Loyola's School of Law has been educating students across the country and around the world for 100 years. The school offers full- and part-time Juris Doctor programs, with specialized certificates available in advocacy, child and family law, health law, international law and practice, and tax law. For attorneys pursuing advanced legal education, the school offers Master of Laws programs in advocacy, business law, child and family law, health law, and tax law. In addition, the school offers the Master of Jurisprudence for non-attorney professionals in business, child and family law, and health law, as well as two doctoral degrees focusing on health law and policy (SJD and DLaw).

About Loyola University Chicago

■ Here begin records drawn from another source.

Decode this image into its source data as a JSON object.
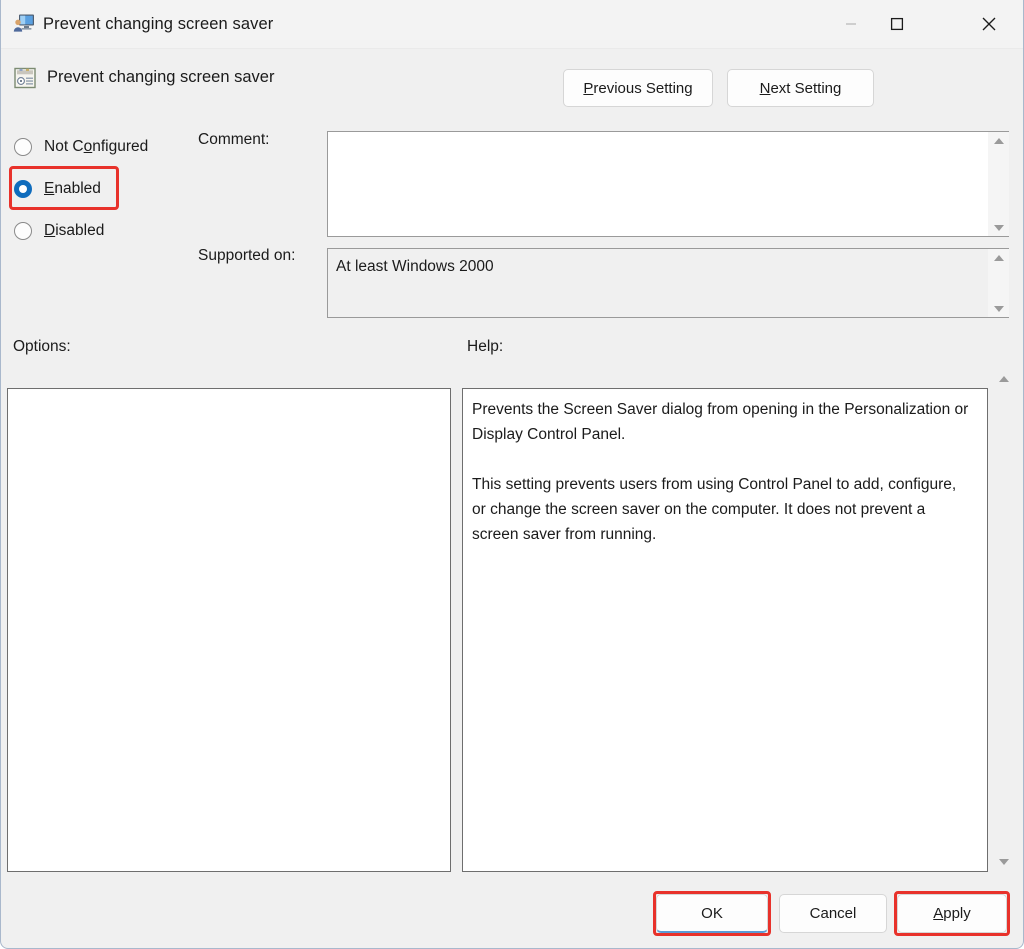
{
  "window": {
    "title": "Prevent changing screen saver",
    "title_icon": "user-monitor-icon",
    "controls": {
      "minimize": "minimize-icon",
      "maximize": "maximize-icon",
      "close": "close-icon"
    }
  },
  "header": {
    "policy_icon": "policy-setting-icon",
    "policy_name": "Prevent changing screen saver",
    "previous_setting": {
      "accel": "P",
      "rest": "revious Setting"
    },
    "next_setting": {
      "accel": "N",
      "rest": "ext Setting"
    }
  },
  "state": {
    "options": [
      {
        "id": "not-configured",
        "accel_before": "Not C",
        "accel": "o",
        "accel_after": "nfigured",
        "selected": false
      },
      {
        "id": "enabled",
        "accel_before": "",
        "accel": "E",
        "accel_after": "nabled",
        "selected": true
      },
      {
        "id": "disabled",
        "accel_before": "",
        "accel": "D",
        "accel_after": "isabled",
        "selected": false
      }
    ],
    "selected": "enabled"
  },
  "comment": {
    "label": "Comment:",
    "value": "",
    "placeholder": ""
  },
  "supported_on": {
    "label": "Supported on:",
    "value": "At least Windows 2000"
  },
  "options_pane": {
    "label": "Options:",
    "content": ""
  },
  "help_pane": {
    "label": "Help:",
    "paragraphs": [
      "Prevents the Screen Saver dialog from opening in the Personalization or Display Control Panel.",
      "This setting prevents users from using Control Panel to add, configure, or change the screen saver on the computer. It does not prevent a screen saver from running."
    ]
  },
  "footer": {
    "ok": "OK",
    "cancel": "Cancel",
    "apply": {
      "accel": "A",
      "rest": "pply"
    }
  },
  "annotations": {
    "highlight_color": "#e8322b",
    "highlighted": [
      "enabled-radio",
      "ok-button",
      "apply-button"
    ]
  },
  "colors": {
    "accent": "#0f6cbd",
    "window_background": "#f0f0f0",
    "titlebar_background": "#f3f3f3",
    "field_background": "#ffffff",
    "readonly_field_background": "#f0f0f0",
    "border": "#a9b8cc"
  }
}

Committed to preparing people to lead extraordinary lives, Loyola University Chicago, founded in 1870, is the nation's largest Jesuit, Catholic university. Enrollment is nearly 16,000 students, which includes more than 10,000 undergraduates hailing from all 50 states and 82 countries. The University has four campuses: three in the greater Chicago area and one in Rome, Italy. Loyola also serves as the U.S. host university to The Beijing Center for Chinese Studies in Beijing, China. Loyola's 11 schools and colleges include arts and sciences, business administration, communication, education, graduate studies, law, medicine, nursing, continuing and professional studies, and social work. Loyola offers 71 undergraduate majors, 71 undergraduate minors, 85 master's degrees, and 31 doctoral degrees. Loyola is consistently ranked among the "top national universities" by U.S. News & World Report, and the University is among a select group of universities recognized for community service and engagement by prestigious national organizations, such as the Carnegie Foundation and the Corporation for National and Community Service. For more information about Loyola, please visit LUC.edu.